As Mark Poster points out, technologies of the second media differentiate themselves from the first media age. Whereas the first media age was defined as having few producers disseminating to a large number of consumers, the second media age is defined as having multiple producers and consumers. The obvious example of the second media age in practice, with multiple producers and consumers, is the Internet. I mention this because of the recent events in Burma and the important role of media technology.
One of the crucial struggles, apart from the protests, is the dissemination of information, pictures, and videos. It is through these that the people of Burma can hope to provide 'real time' coverage of what is occurring. While it is estimated that under 1% of Burma's population have access to the Internet, which is also censored, the cyber-bloggers of Burma have been able to exploit loopholes. The BBC website has an article on this practice here.
However, the Burma Junta have realised that the flow of information reaching the outside world is going to be a problem, and I recently heard they are closing down Internet cafes.
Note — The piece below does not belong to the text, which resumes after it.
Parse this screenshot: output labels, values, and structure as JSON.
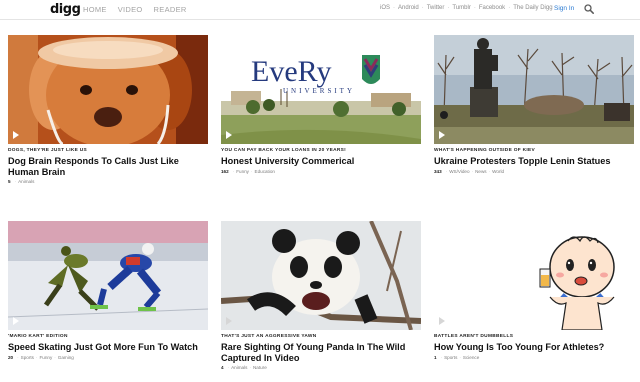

The other problem, as Mark Poster discusses in his recent book, is that the Internet is not immaterial, and a lot of material technology is required for access to the WWW (phonelines, mobiles, PCs...).
It was even report on the 18th September that the Junta cut off mobile phone service to foreign reporters, which can be read here.
At present, I don't have much to say, but only wanted to bring attention to the significance of the medium in Burma, which I will certainly be paying attention to find how it plays out.
Footnote on Dawkins
1 week ago